If there are any new collectors that read Sports Card Info, there is something that I have wanting to get off my chest for awhile.  Too many new collectors believe that the Dick Perez cards that are inserted into packs of Allen & Ginter are true 1/1’s.  I’m sorry to say, but the aren’t.  The 1/1 thats painted on the front is part of the actual painting that was used to make the card.  The painting is a 1/1 created by Dick Perez.  I have seen so many sellers try to tell new collectors these cards are 1/1 when they aren’t.  The Dick Perez insert cards like the one shown below can be found everywhere.

 

Talk About Confusing A Collector

2008 Playoff Prestige football cards have been out for awhile now and I think there is something really confusing about it, especially for new collectors.  This year’s Playoff Prestige contains jersey and patch cards of players that were rookies last year, not this year.  The funny thing is that Donruss/Playoff put the word “Rookie” on the front of the cards this year, even though they aren’t rookie cards.  Here is what I am talking about:
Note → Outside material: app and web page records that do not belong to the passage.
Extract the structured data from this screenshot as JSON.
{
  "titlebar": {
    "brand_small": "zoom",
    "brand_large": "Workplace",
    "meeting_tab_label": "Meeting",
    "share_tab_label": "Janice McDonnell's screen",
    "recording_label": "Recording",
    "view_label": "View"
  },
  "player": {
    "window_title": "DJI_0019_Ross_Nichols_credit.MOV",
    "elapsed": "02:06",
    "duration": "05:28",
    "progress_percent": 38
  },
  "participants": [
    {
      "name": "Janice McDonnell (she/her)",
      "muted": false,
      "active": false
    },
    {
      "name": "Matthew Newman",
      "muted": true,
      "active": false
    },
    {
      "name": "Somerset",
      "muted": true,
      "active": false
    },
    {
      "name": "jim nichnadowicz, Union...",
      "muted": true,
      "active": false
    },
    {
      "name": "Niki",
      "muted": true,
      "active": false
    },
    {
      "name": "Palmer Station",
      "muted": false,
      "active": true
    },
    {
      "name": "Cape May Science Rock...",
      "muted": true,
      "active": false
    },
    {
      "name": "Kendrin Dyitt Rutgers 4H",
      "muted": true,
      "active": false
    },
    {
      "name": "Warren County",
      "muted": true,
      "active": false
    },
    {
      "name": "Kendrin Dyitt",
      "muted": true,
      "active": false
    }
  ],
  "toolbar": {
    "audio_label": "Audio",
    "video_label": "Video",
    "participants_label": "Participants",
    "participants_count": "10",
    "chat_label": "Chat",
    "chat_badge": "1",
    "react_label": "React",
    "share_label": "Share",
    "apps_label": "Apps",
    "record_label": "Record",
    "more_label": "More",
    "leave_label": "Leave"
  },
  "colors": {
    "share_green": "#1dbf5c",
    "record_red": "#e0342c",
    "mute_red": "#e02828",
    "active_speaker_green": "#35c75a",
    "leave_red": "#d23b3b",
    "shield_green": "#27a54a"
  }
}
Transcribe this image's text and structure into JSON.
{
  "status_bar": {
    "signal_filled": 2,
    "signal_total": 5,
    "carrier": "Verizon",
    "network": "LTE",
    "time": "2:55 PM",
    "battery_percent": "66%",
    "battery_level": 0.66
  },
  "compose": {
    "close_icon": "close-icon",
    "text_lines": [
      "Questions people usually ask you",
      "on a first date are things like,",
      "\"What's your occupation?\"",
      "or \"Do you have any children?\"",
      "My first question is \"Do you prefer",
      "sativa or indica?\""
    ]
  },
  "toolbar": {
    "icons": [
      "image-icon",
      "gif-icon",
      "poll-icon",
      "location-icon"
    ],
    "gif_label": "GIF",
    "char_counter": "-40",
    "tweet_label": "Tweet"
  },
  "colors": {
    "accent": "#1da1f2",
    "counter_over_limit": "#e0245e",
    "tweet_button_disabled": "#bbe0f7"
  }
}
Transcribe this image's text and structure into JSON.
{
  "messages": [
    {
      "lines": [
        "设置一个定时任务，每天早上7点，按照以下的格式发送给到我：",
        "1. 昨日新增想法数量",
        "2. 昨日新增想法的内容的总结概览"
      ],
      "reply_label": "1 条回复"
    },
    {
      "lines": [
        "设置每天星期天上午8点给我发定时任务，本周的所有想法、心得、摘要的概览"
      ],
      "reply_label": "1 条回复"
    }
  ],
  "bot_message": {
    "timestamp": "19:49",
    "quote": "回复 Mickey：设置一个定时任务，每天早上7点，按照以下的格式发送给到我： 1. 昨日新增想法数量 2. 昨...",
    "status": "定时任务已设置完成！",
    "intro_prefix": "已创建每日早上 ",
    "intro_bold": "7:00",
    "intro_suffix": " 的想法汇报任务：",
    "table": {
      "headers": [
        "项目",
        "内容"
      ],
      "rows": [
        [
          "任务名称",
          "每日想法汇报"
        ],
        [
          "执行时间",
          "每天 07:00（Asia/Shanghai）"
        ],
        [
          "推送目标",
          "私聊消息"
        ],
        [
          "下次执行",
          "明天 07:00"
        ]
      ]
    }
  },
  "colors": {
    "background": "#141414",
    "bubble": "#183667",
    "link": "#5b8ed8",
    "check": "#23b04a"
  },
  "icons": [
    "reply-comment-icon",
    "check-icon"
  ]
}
See what I’m talking about?  This could really confuse a collector because it isn’t a real rookie card.  In addition to these cards not being official rookie cards, they are serial numbered to 100.  Usually cards with patches like this aren’t numbered that high, but for some reason these are.  I think the cards look nice, but designs like this can really confuse collectors.  Right now on eBay you will see sellers trying to pass them off as rookie cards.  This could be happening because they really think they are rookies and don’t know any better, or they could just be trying to get more of the buyer’s attention.  This is just a word of warning to those people new to the hobby.  If you are looking to buy a rookie card of a player, make sure you find out when they were a rookie.  If you don’t, you could be taken advantage of.